▸ TASK REQUIREMENTS
Return the records below exactly; pictures stay out.

▸ EXERCISE DATA
-=-=-

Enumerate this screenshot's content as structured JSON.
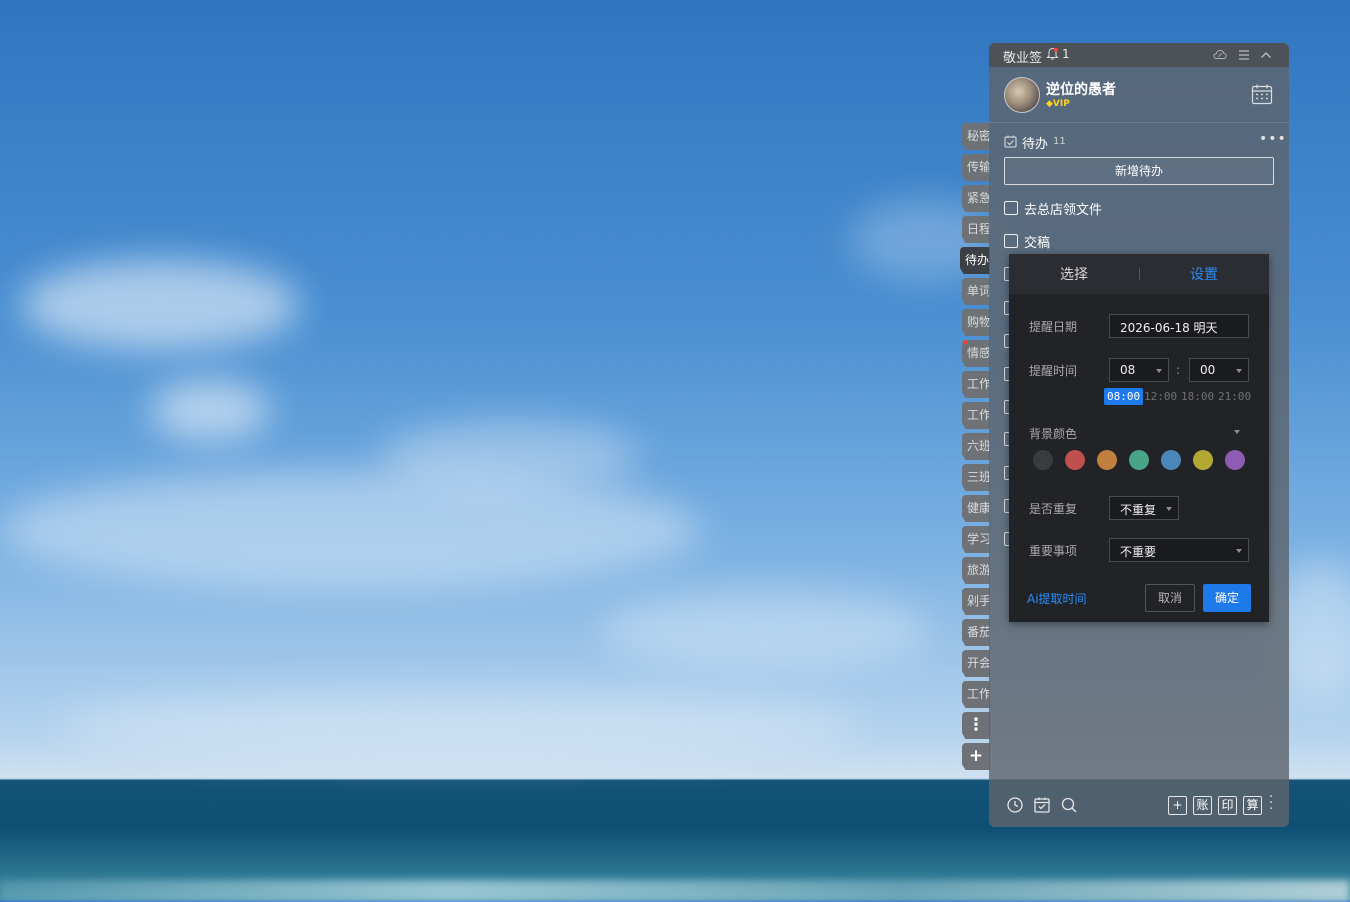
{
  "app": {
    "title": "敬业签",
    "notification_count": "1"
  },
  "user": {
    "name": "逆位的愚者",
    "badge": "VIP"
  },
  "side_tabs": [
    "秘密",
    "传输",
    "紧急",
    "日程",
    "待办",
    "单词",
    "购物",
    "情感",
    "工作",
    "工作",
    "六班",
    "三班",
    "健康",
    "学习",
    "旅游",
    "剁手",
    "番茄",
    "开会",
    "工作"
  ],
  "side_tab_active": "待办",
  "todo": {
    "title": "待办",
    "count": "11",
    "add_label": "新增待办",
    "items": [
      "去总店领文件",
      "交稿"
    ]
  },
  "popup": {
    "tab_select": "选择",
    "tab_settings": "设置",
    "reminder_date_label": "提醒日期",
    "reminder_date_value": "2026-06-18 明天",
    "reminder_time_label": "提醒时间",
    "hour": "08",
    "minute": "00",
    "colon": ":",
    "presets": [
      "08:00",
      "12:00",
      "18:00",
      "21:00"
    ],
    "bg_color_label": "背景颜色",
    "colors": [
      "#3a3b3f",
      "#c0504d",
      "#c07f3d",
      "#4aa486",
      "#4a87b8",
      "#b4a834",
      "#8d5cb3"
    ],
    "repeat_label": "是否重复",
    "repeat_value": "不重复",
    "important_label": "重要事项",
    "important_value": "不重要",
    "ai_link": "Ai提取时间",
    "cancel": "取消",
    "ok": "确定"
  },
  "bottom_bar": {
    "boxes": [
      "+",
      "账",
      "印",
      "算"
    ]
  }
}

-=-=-

▸ SOLUTION FOR THIS EXERCISE
Enumerate this screenshot's content as structured JSON.
{
  "app": {
    "title": "敬业签",
    "notification_count": "1"
  },
  "user": {
    "name": "逆位的愚者",
    "badge": "VIP"
  },
  "side_tabs": [
    "秘密",
    "传输",
    "紧急",
    "日程",
    "待办",
    "单词",
    "购物",
    "情感",
    "工作",
    "工作",
    "六班",
    "三班",
    "健康",
    "学习",
    "旅游",
    "剁手",
    "番茄",
    "开会",
    "工作"
  ],
  "side_tab_active": "待办",
  "todo": {
    "title": "待办",
    "count": "11",
    "add_label": "新增待办",
    "items": [
      "去总店领文件",
      "交稿"
    ]
  },
  "popup": {
    "tab_select": "选择",
    "tab_settings": "设置",
    "reminder_date_label": "提醒日期",
    "reminder_date_value": "2026-06-18 明天",
    "reminder_time_label": "提醒时间",
    "hour": "08",
    "minute": "00",
    "colon": ":",
    "presets": [
      "08:00",
      "12:00",
      "18:00",
      "21:00"
    ],
    "bg_color_label": "背景颜色",
    "colors": [
      "#3a3b3f",
      "#c0504d",
      "#c07f3d",
      "#4aa486",
      "#4a87b8",
      "#b4a834",
      "#8d5cb3"
    ],
    "repeat_label": "是否重复",
    "repeat_value": "不重复",
    "important_label": "重要事项",
    "important_value": "不重要",
    "ai_link": "Ai提取时间",
    "cancel": "取消",
    "ok": "确定"
  },
  "bottom_bar": {
    "boxes": [
      "+",
      "账",
      "印",
      "算"
    ]
  }
}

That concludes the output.